- [REQUIRED ACTION]
Copy out every line of the data that has the word "hello" somewhere in it.

(Element data from apps and pages)
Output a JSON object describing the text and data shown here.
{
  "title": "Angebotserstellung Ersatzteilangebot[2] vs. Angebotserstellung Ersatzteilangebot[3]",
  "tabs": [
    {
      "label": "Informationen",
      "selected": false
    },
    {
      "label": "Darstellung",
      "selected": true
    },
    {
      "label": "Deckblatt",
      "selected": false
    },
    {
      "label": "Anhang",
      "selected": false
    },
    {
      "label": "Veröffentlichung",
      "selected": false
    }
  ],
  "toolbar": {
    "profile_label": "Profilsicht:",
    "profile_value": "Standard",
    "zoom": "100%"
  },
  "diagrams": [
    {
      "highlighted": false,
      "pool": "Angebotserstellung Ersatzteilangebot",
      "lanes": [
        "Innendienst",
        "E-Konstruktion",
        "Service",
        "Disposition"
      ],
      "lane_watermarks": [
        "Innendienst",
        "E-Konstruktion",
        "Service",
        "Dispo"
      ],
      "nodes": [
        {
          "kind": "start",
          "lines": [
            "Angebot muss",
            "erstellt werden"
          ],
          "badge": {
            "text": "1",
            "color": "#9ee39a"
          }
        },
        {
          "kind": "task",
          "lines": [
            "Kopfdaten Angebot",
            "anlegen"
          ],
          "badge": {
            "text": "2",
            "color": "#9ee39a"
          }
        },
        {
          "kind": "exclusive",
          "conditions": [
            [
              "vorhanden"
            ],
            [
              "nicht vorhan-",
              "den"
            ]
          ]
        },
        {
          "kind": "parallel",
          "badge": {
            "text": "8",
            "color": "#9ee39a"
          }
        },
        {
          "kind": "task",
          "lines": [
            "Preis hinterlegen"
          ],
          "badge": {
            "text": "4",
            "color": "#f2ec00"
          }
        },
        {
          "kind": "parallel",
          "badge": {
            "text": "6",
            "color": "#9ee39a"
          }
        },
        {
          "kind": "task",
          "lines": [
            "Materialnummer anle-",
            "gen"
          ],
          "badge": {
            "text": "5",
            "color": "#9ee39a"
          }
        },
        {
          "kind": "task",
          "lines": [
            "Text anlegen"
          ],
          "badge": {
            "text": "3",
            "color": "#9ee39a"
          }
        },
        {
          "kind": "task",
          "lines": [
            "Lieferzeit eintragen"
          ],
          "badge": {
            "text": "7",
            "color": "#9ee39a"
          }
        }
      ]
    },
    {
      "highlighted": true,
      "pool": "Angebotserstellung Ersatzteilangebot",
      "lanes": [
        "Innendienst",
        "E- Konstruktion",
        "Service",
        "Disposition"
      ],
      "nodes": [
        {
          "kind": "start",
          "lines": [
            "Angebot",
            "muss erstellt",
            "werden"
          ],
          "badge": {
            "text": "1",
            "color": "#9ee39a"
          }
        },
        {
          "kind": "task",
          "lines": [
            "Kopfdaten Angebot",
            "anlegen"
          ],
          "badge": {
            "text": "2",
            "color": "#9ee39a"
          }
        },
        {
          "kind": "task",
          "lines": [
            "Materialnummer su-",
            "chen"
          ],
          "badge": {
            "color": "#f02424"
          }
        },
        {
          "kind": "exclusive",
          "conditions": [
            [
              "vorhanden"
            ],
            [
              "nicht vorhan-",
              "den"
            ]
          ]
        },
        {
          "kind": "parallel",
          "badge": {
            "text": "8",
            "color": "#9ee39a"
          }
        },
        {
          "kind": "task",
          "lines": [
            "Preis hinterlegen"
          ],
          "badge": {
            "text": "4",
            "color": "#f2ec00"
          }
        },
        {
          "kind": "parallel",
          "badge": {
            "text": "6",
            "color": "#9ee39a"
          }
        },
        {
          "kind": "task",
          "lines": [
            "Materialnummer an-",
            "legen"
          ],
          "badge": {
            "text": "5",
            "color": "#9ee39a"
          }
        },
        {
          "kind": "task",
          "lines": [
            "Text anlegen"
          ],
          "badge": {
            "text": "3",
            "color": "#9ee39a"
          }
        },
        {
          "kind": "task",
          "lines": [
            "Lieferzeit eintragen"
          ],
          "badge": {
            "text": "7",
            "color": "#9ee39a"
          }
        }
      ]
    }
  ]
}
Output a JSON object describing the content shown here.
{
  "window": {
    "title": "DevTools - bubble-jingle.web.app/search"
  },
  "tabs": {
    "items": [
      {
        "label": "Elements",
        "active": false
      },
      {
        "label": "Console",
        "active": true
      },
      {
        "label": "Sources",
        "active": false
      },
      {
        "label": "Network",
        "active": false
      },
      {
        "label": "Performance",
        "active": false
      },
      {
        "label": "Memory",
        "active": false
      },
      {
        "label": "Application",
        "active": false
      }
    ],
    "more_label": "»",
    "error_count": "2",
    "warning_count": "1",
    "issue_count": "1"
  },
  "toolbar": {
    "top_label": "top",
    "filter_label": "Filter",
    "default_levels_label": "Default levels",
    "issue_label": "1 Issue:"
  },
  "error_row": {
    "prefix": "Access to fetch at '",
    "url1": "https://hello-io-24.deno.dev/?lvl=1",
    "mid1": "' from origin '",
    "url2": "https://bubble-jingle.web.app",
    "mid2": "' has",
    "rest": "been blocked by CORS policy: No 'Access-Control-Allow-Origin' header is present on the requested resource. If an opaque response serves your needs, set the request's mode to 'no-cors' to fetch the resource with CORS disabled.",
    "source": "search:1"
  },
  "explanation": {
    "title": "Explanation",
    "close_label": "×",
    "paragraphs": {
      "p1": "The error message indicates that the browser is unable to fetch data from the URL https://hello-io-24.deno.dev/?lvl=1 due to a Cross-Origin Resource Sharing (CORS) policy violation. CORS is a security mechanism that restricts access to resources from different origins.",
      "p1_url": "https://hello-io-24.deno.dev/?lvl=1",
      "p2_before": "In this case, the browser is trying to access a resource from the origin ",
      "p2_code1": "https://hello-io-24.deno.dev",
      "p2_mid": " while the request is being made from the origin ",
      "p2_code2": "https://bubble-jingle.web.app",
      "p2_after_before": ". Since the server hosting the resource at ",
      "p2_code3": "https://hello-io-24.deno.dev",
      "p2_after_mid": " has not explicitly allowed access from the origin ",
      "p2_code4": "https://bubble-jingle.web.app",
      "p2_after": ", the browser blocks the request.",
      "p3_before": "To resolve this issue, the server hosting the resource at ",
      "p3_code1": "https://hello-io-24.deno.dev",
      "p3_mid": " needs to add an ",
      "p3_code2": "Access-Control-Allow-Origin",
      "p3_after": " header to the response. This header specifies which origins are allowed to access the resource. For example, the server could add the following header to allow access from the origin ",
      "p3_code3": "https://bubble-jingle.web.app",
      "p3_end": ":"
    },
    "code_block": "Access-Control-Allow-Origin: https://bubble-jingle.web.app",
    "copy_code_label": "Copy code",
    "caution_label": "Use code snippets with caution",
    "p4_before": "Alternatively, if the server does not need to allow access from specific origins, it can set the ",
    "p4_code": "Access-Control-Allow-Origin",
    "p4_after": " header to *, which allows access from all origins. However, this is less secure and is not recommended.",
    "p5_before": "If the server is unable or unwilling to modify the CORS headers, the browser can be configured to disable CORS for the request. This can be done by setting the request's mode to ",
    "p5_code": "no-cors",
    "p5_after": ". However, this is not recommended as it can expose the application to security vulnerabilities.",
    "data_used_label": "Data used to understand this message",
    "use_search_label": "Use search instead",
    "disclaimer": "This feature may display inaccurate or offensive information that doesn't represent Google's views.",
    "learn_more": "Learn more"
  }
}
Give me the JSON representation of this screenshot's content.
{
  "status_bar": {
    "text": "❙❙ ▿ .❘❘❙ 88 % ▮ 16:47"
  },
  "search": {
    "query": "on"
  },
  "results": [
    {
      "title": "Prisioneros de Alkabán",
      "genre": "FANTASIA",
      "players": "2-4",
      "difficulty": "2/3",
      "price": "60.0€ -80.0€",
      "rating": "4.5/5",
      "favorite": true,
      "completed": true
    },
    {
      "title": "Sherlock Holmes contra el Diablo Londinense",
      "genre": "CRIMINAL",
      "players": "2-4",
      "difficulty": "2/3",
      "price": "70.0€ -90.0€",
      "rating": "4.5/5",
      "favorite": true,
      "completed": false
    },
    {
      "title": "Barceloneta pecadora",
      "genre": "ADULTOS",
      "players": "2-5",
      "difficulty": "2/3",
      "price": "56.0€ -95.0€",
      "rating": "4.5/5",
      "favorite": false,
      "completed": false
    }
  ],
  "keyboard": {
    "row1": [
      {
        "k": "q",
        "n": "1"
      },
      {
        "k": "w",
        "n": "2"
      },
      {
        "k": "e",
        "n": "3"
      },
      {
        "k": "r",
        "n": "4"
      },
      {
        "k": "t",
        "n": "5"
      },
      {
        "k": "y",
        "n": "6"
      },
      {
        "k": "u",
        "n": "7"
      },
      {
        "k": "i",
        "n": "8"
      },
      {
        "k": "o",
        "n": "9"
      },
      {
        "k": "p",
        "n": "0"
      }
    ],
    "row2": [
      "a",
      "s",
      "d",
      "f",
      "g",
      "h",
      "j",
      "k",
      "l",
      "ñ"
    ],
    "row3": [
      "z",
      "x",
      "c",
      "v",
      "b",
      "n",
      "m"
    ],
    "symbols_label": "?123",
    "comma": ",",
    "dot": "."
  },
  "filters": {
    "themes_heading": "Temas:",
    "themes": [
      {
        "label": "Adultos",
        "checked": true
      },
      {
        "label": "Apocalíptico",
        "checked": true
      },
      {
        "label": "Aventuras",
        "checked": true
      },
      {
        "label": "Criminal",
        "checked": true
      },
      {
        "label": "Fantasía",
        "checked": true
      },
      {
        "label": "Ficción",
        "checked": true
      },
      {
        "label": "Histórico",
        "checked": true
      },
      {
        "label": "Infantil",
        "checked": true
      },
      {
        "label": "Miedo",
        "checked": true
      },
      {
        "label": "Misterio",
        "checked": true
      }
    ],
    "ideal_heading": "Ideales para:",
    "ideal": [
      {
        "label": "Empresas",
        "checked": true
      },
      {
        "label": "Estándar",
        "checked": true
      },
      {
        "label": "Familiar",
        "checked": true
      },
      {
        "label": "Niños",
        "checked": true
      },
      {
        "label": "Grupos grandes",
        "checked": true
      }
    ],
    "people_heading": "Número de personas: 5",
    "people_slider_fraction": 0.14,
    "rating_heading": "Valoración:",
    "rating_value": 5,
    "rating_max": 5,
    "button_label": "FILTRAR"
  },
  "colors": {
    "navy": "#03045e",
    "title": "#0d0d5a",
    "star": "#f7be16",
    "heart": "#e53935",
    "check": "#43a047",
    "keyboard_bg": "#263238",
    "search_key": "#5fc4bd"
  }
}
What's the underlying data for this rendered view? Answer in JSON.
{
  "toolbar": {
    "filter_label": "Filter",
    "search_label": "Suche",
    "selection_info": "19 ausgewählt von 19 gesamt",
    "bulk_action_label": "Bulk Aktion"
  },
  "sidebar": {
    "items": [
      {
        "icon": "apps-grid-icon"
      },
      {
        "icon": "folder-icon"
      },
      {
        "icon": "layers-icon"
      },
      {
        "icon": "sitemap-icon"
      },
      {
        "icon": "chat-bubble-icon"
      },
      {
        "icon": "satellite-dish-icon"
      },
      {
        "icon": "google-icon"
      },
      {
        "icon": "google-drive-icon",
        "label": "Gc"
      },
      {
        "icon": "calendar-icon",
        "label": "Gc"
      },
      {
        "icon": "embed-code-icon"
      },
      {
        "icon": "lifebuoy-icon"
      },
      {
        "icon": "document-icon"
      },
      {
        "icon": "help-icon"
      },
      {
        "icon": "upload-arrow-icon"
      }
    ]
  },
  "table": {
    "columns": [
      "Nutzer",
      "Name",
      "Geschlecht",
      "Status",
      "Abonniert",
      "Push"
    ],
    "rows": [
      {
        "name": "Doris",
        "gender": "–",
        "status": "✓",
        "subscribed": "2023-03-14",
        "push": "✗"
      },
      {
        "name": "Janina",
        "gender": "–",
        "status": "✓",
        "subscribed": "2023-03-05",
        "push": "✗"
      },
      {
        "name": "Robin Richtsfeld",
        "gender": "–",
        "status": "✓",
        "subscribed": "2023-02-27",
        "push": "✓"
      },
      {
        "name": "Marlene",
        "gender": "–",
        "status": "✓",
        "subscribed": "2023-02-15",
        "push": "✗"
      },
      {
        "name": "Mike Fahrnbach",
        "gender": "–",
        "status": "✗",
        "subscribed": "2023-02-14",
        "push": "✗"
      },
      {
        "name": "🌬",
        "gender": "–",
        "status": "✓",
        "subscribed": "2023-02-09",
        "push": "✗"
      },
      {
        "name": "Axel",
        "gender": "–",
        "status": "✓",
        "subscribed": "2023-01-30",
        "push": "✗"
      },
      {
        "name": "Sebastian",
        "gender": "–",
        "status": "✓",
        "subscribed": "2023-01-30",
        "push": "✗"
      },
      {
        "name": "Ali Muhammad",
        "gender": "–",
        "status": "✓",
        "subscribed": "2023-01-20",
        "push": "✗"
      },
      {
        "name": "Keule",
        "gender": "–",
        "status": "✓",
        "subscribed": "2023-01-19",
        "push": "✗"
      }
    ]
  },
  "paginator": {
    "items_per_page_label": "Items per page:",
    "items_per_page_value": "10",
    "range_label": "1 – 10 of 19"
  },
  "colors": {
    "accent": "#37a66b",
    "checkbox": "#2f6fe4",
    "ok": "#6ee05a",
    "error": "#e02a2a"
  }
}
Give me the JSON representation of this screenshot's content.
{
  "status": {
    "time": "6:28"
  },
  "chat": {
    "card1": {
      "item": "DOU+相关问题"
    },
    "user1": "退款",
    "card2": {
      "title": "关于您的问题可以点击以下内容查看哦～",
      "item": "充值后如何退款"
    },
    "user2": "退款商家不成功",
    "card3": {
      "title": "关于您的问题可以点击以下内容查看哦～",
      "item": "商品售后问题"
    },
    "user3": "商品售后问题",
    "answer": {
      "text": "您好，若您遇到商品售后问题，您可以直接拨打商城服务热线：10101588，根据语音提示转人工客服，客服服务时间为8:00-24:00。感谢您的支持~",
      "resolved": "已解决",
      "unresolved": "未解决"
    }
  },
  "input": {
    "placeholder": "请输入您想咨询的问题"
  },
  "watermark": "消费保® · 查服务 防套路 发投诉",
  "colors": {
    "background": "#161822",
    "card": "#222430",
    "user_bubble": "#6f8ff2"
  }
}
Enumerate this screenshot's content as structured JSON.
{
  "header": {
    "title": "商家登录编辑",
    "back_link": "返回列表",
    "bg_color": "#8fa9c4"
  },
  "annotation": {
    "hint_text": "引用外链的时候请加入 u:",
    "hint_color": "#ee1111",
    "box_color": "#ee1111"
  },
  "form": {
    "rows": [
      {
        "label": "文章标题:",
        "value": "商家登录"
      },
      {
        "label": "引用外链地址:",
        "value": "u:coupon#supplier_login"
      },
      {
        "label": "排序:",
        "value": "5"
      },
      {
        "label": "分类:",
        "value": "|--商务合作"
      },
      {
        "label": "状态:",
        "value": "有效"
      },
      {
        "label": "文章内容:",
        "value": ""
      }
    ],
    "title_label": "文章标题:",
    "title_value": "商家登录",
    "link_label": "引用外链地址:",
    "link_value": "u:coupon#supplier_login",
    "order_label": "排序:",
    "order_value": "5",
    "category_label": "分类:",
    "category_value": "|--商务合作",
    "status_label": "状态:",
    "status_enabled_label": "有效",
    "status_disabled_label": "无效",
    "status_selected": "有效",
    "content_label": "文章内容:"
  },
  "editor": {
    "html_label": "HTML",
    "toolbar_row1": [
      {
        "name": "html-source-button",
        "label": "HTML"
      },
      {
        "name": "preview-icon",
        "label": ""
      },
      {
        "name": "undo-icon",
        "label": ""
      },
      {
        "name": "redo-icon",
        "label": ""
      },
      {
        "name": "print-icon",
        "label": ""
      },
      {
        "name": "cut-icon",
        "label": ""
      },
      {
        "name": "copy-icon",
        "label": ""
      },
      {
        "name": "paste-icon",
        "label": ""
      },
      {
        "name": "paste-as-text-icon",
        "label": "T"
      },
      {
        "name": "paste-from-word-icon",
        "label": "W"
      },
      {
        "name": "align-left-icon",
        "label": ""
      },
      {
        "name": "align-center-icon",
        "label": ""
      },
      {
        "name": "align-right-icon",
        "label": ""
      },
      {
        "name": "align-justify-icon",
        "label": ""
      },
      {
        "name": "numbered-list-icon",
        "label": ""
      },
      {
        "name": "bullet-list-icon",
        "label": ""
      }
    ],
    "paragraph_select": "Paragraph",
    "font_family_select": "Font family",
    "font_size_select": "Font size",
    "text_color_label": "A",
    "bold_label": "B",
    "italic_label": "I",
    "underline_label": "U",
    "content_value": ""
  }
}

- [YOUR SOLUTION]
    "url1": "https://hello-io-24.deno.dev/?lvl=1",
      "p1": "The error message indicates that the browser is unable to fetch data from the URL https://hello-io-24.deno.dev/?lvl=1 due to a Cross-Origin Resource Sharing (CORS) policy violation. CORS is a security mechanism that restricts access to resources from different origins.",
      "p1_url": "https://hello-io-24.deno.dev/?lvl=1",
      "p2_code1": "https://hello-io-24.deno.dev",
      "p2_code3": "https://hello-io-24.deno.dev",
      "p3_code1": "https://hello-io-24.deno.dev",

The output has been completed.